This paper presents the findings and recommendations of a 2012-13 study by the All India Dalit Mahila Adhikar Manch. The study examined if priority is given to Dalit girls in education policy, specifically the Kasturba Gandhi Balika Vidyalaya (KGBV) scheme, which was introduced in 2004. The scheme guarantees residential schooling to upper primary-level girls (Class 6-8) from marginalised communities.

The study analysed budget and policy documents as well as primary data gathered at 12 KGBVs in Munger and Aurangabad districts of Bihar. It found that the budget for the scheme was low, it was poorly implemented, and it didn’t provide Dalit girls with a ‘non-oppressive’ learning environment. The study recommended that KGBVs should be strengthened at the national and state levels by increasing budgets. It also suggested setting up mechanisms to redress grievances, transparent student selection processes, and bal panchayats for girls.


  1. Kasturba Gandhi Balika Vidyalayas (KGBVs) provide 75 per cent reservation to girls from the Scheduled Castes, the Scheduled Tribes, the Other Backward Classes and minority communities. Girls from families below the poverty line are given priority for the remaining 25 per cent of the seats. 

  2. The central government provides 65 per cent of the funding for the KGBV scheme, and state governments provide the remaining 35 per cent. 

  3. The study found that the scheme suffered from poor utilisation of funds. In Bihar in 2012-13, only 17 per cent of the funds allocated for the scheme were used.

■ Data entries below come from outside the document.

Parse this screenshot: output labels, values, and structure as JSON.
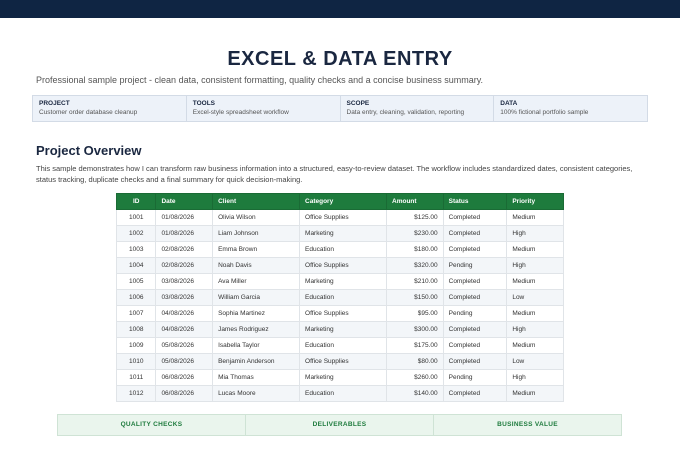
{
  "header": {
    "title": "EXCEL & DATA ENTRY",
    "subtitle": "Professional sample project - clean data, consistent formatting, quality checks and a concise business summary."
  },
  "info": [
    {
      "label": "PROJECT",
      "value": "Customer order database cleanup"
    },
    {
      "label": "TOOLS",
      "value": "Excel-style spreadsheet workflow"
    },
    {
      "label": "SCOPE",
      "value": "Data entry, cleaning, validation, reporting"
    },
    {
      "label": "DATA",
      "value": "100% fictional portfolio sample"
    }
  ],
  "overview": {
    "title": "Project Overview",
    "text": "This sample demonstrates how I can transform raw business information into a structured, easy-to-review dataset. The workflow includes standardized dates, consistent categories, status tracking, duplicate checks and a final summary for quick decision-making."
  },
  "table": {
    "headers": [
      "ID",
      "Date",
      "Client",
      "Category",
      "Amount",
      "Status",
      "Priority"
    ],
    "rows": [
      [
        "1001",
        "01/08/2026",
        "Olivia Wilson",
        "Office Supplies",
        "$125.00",
        "Completed",
        "Medium"
      ],
      [
        "1002",
        "01/08/2026",
        "Liam Johnson",
        "Marketing",
        "$230.00",
        "Completed",
        "High"
      ],
      [
        "1003",
        "02/08/2026",
        "Emma Brown",
        "Education",
        "$180.00",
        "Completed",
        "Medium"
      ],
      [
        "1004",
        "02/08/2026",
        "Noah Davis",
        "Office Supplies",
        "$320.00",
        "Pending",
        "High"
      ],
      [
        "1005",
        "03/08/2026",
        "Ava Miller",
        "Marketing",
        "$210.00",
        "Completed",
        "Medium"
      ],
      [
        "1006",
        "03/08/2026",
        "William Garcia",
        "Education",
        "$150.00",
        "Completed",
        "Low"
      ],
      [
        "1007",
        "04/08/2026",
        "Sophia Martinez",
        "Office Supplies",
        "$95.00",
        "Pending",
        "Medium"
      ],
      [
        "1008",
        "04/08/2026",
        "James Rodriguez",
        "Marketing",
        "$300.00",
        "Completed",
        "High"
      ],
      [
        "1009",
        "05/08/2026",
        "Isabella Taylor",
        "Education",
        "$175.00",
        "Completed",
        "Medium"
      ],
      [
        "1010",
        "05/08/2026",
        "Benjamin Anderson",
        "Office Supplies",
        "$80.00",
        "Completed",
        "Low"
      ],
      [
        "1011",
        "06/08/2026",
        "Mia Thomas",
        "Marketing",
        "$260.00",
        "Pending",
        "High"
      ],
      [
        "1012",
        "06/08/2026",
        "Lucas Moore",
        "Education",
        "$140.00",
        "Completed",
        "Medium"
      ]
    ]
  },
  "bottom": [
    "QUALITY CHECKS",
    "DELIVERABLES",
    "BUSINESS VALUE"
  ],
  "colors": {
    "topbar": "#0f2543",
    "table_header": "#1e7b3d",
    "title": "#1a2740"
  }
}
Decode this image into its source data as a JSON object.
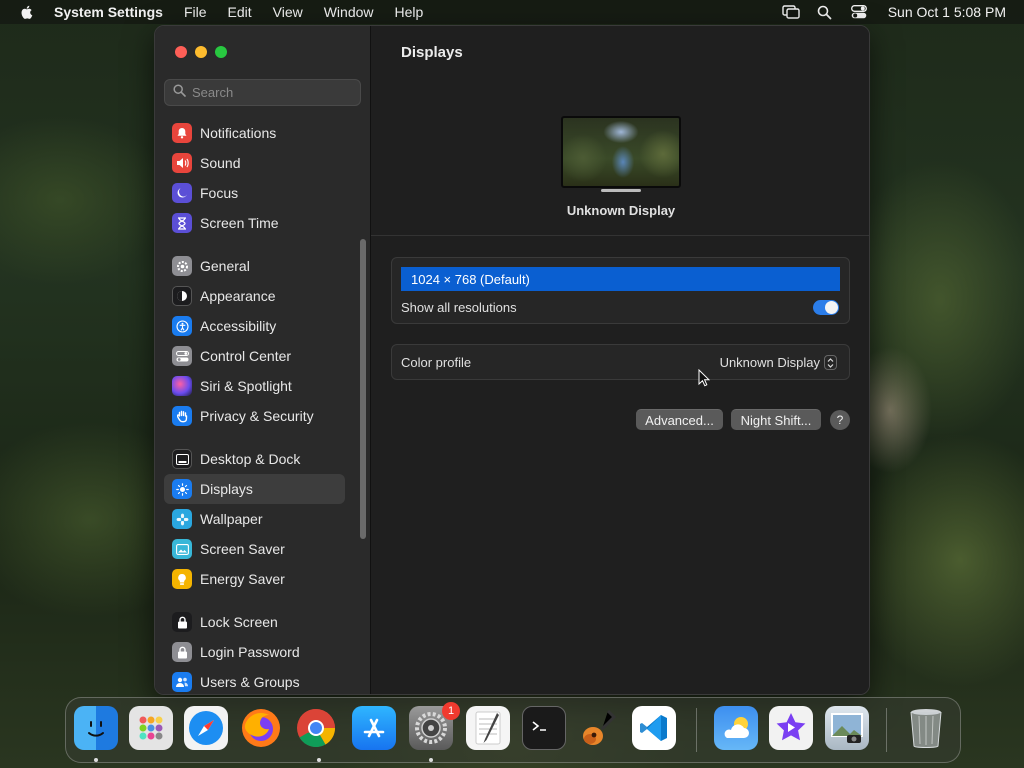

  4. Of the 12 KGBVs examined in the study, a quarter were being run in temporary buildings.

  5. On average, each KGBV had four bathrooms and six toilets. The ratio of girls to bathrooms and girls to toilets was 25:1 and 16:1, respectively. Also, 50 per cent of the hostels had only hand pumps and the students had to queue up to fill buckets for use inside the bathrooms and toilets. 

  6. Less than half of the 12 schools surveyed had a library for students.

  7. A total of 100 parents were interviewed for the study. Of these, 78 per cent said their reliance on their daughter’s labour prevented them from letting her pursue higher education.

  8. 40 per cent of the parents whose daughters were out of school were not aware of the KGBVs. 

  9. The parents of out-of-school girls cited the fear of institutionalised forms of discrimination at schools as one of the main reasons for not availing the KGBV scheme.

  10. Dalit girls reported experiences of caste and gender discrimination in the KGBVs. They complained of teachers misbehaving with them and of being forced to clean toilets and classrooms. 

  11. The 12th Five Year Plan recommended that two KGBVs function in each Educationally Backward Block (EBB). An EBB has a rural female literacy rate that is below the national female literacy rate (as per Census 2011) and a gender gap in literacy that is higher than the national gap.

  12. The study recommends that the KGBV scheme be extended till Class 12. It also says that state governments must maintain a database to monitor KGBV students and provide them mentoring and counselling support till the age of 18.


    Focus and Factoids by Vasundhara Kamath.


Asha Kowtal and Binish Nafees (for the All India Dalit Mahila Adhikar Manch)


Published by UN Women 
Supported by the Ford Foundation